Haitink’s technique, and his authority, are rooted in decades of experience—the kind to which few other living conductors can lay claim. Born in Amsterdam in 1929, he studied violin as a child, attended the Amsterdam Conservatory, and joined the Netherlands Radio Symphony Orchestra. His childhood violin teacher was an admirer of Willem Mengelberg, who was principal conductor of the Royal Concertgebouw Orchestra at the time, and Haitink attended his first performances at an early age. Yet his own urge to conduct surfaced a bit later. He took his first conducting course, sponsored by the Netherlands Radio Union, in 1954, and has attributed much of his success since then to sheer luck.
“If I had not lived through those awful times [during World War II], when so many talents were murdered ... there would have been many more available talents and I would not have become a conductor,” he once told music critic Andrew Patner in an interview on WFMT, a classical radio station in Chicago. (Haitink’s Jewish grandmother was forced to flee the Netherlands before the Nazis invaded and his father was jailed for four months during the German occupation. The war had a musical impact, as well: though Mengelberg was renowned for his Mahler interpretations, the Nazi ban on works by Jewish artists meant that Haitink did not hear the Austrian composer’s music until after the war.)

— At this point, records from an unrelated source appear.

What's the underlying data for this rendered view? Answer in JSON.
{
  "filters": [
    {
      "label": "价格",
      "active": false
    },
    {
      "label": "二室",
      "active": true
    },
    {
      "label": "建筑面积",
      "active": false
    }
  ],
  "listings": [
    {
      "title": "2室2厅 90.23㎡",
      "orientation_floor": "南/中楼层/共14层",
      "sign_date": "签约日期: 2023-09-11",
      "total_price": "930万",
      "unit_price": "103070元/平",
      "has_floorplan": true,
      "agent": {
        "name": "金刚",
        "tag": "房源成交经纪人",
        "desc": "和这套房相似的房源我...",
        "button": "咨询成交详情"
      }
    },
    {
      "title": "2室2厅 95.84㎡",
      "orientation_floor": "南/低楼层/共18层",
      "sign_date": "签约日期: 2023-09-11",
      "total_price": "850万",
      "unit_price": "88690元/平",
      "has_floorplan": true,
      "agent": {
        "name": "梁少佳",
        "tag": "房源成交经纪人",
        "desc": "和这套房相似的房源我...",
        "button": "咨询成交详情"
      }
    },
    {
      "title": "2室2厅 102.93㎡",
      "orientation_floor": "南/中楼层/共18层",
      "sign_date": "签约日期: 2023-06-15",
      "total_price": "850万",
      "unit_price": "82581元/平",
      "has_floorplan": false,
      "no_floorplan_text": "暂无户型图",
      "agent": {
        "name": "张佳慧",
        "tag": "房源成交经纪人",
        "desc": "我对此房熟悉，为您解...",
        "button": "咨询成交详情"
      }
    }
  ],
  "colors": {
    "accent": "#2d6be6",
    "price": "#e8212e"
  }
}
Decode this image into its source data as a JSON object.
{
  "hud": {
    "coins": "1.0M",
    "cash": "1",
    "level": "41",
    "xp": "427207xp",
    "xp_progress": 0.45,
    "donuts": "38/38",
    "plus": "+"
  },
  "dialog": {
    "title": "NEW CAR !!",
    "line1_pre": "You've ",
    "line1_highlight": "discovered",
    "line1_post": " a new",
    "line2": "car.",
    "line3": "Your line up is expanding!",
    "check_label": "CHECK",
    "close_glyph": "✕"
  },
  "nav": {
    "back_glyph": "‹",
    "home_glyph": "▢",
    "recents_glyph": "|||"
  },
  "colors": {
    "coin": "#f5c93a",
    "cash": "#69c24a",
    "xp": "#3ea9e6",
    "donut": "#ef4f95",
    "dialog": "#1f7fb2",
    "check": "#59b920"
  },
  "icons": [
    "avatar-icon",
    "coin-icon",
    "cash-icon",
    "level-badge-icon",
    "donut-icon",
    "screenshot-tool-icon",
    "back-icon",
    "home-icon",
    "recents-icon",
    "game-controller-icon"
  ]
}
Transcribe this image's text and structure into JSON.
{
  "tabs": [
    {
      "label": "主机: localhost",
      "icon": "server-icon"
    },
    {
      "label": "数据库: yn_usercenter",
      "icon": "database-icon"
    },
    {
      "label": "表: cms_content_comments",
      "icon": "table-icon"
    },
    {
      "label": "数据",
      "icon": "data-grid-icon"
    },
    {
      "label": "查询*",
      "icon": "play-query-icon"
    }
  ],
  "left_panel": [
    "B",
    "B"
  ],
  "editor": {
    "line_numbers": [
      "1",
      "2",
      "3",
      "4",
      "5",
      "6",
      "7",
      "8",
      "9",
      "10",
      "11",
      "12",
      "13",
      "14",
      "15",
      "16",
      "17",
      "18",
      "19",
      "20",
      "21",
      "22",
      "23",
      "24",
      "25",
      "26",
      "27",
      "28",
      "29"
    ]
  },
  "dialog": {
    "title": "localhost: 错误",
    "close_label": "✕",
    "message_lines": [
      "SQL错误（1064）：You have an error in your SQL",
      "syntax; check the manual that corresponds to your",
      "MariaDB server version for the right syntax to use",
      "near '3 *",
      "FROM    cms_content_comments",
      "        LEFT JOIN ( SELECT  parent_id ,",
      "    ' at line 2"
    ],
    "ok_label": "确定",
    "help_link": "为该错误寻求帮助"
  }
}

In 1959, Haitink was appointed joint chief conductor of the Concertgebouw alongside Eugen Jochum. He had previously served as principal conductor of the Netherlands Radio Philharmonic Orchestra, and had already made his American debut with the Los Angeles Philharmonic. Over the next five decades, Haitink would go on to assume sole responsibility for the Concertgebouw; serve as principal conductor of the London Philharmonic and as musical director of both the Glyndebourne Opera Festival and the Royal Opera House, Covent Garden; assume the role of principal guest conductor with the Boston Symphony Orchestra (he remains conductor emeritus); and become principal conductor of the Dresden Staatskapelle. By the time he became principal conductor of the Chicago Symphony Orchestra in 2006, he had earned a reputation as one of the last great maestros on the world stage. He had also committed an enormous amount of repertoire to disk, ranging from complete cycles of Mendelssohn, Brahms, Bruckner, and Mahler to operas by Wagner, Debussy, and Janacek.
Somewhere along the way, Haitink also acquired that rarest and most precious of commodities: a personal sound, one that he carries with him wherever he goes. “He has a great ear for sound in general—not just the string sound, but the sonority of the orchestra as an organic entity,” Chen said. Warm, well-balanced, and transparent, the Haitink sound epitomizes the qualities of clarity and expressiveness that characterize the conductor’s interpretations, as well.
He also acquired a great deal of stamina. Larsen vividly recalls Haitink conducting Mahler’s Sixth Symphony on the conductor’s first visit to mainland China this past spring—a long haul, even if you aren’t an octogenarian. “It’s a behemoth,” Larsen said of the piece, “and here’s this 80-year-old man, like a kid on the podium. It was so exciting.”
Chen has no doubt that excitement will communicate itself during Haitink’s visit to Juilliard, regardless of how little the man actually says. “It’ll be a memorable experience,” said the concertmaster. “He’s a man of few words. But with him, you just go along for the ride.”